We performed preoperative proton beam therapy for locally advanced thymoma and subsequently achieved complete resection. The patient was 31-year old woman, in whom chest computed tomography revealed a huge mass at the left anterior mediastinum. We diagnosed locally advanced type B3 thymoma. Because of the potential for complications to the lung and heart, definitive photon radiation therapy would have been difficult to administer. Therefore, we performed proton beam therapy, which could be administered within dose limitations. After proton beam therapy, the huge tumor had remarkably decreased in size. We were thereby able to achieve complete resection. As of 24 months after surgery, the patient has not developed any severe adverse events associated with proton beam therapy. Our experience suggests that preoperative proton beam therapy may be an effective modality for reducing tumor size, facilitating complete resection, and preventing toxicity of radiation therapy.
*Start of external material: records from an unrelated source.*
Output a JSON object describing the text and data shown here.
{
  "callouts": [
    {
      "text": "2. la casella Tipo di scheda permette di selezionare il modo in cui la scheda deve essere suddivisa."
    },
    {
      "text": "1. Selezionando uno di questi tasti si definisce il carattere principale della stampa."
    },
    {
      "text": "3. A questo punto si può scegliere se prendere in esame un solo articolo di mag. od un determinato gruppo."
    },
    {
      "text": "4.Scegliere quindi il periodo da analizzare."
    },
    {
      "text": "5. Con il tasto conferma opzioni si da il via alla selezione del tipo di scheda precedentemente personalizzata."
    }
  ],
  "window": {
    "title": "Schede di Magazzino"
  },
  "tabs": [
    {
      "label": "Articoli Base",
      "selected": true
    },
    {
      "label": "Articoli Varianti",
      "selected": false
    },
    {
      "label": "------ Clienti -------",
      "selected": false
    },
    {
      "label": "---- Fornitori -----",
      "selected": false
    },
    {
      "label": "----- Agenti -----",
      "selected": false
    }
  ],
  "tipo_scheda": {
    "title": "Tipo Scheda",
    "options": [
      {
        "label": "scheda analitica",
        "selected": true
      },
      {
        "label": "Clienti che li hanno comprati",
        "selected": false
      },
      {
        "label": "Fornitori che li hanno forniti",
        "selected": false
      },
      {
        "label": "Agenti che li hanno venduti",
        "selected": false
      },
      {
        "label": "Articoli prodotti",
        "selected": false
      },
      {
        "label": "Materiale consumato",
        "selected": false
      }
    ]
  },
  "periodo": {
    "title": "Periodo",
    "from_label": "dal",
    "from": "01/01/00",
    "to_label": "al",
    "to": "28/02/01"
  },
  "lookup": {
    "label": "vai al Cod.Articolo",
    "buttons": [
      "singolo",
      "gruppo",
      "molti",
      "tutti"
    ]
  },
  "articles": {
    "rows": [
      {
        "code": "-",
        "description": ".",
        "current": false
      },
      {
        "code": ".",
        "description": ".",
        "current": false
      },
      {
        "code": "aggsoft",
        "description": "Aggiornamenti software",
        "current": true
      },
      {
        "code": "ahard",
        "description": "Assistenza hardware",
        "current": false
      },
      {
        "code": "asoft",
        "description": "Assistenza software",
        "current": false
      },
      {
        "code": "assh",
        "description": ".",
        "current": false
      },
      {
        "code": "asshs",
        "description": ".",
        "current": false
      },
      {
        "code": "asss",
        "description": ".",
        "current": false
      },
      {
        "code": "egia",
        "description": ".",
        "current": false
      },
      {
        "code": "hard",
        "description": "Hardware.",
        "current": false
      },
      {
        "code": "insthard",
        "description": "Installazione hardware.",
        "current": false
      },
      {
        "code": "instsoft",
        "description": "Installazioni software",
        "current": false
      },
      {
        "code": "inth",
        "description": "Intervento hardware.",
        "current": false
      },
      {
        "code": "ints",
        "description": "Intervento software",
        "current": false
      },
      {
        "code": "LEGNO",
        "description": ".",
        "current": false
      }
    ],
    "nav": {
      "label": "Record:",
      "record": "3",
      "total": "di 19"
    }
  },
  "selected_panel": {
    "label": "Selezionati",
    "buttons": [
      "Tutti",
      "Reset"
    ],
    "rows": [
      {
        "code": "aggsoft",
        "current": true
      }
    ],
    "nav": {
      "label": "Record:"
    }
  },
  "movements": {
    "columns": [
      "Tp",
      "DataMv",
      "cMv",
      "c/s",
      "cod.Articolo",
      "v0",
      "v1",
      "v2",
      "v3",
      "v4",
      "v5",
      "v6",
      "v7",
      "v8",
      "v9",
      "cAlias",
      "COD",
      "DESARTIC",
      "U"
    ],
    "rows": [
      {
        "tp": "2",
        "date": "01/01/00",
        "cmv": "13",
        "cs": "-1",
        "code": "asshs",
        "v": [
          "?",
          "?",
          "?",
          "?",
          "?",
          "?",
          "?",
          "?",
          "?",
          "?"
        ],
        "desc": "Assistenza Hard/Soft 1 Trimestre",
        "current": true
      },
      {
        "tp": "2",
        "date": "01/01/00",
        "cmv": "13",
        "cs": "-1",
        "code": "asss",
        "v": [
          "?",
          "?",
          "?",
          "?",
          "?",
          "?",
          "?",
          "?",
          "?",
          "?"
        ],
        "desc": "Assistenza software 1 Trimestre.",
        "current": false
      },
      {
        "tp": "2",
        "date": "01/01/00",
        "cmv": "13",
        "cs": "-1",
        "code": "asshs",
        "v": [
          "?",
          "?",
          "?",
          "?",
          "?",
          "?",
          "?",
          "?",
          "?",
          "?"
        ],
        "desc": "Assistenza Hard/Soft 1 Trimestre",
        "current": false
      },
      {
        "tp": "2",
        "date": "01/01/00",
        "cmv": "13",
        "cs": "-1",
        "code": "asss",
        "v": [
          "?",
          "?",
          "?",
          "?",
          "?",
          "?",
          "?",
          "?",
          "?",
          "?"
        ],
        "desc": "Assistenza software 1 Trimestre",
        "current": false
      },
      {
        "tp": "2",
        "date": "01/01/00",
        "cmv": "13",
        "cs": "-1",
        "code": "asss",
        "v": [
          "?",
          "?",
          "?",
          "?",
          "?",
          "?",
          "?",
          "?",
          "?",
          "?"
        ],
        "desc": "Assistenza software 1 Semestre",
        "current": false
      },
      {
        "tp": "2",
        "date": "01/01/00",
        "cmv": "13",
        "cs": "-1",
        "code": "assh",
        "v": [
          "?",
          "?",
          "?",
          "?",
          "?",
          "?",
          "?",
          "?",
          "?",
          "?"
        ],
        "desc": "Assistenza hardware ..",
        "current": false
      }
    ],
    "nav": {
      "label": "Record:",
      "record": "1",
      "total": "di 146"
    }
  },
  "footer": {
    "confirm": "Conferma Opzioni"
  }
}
Birt-Hogg-Dubé syndrome (BHDS) is a rare hereditary disease that presents with multiple lung cysts and recurrent pneumothorax. These cysts occupy predominantly the lower-medial zone of the lung field adjacent to the interlobar fissure, and some of them abut peripheral pulmonary vessels. For the surgical management of pneumothorax with BHDS, the conventional approach of resecting all subpleural cysts and bullae is not feasible. Thus, after handling several bullae by using a stapler or performing ligation as a standardized treatment, we applied to a pleural covering technique to thicken the affected visceral pleura and then to prevent recurrence of pneumothorax. We herein report the successful application of a pleural covering technique via thoracoscopic surgery to treat the recurrent pneumothorax of a 30-year-old man with BHDS. This technique is promising for the management of intractable pneumothorax secondary to BHDS.
Closure of a patent ductus arteriosus (PDA) in the elderly is a high-risk procedure because of tissue fragility and many possible complications. The patient in our case was an 81-year-old woman with a window-type PDA caused by cardiac failure. Based on the anatomy of the PDA and aorta and to minimize invasion, we used a stent graft to close the PDA. This approach was successful; hemodynamics improved and ductus flow was eliminated during the follow-up period without intervention from the pulmonary artery side.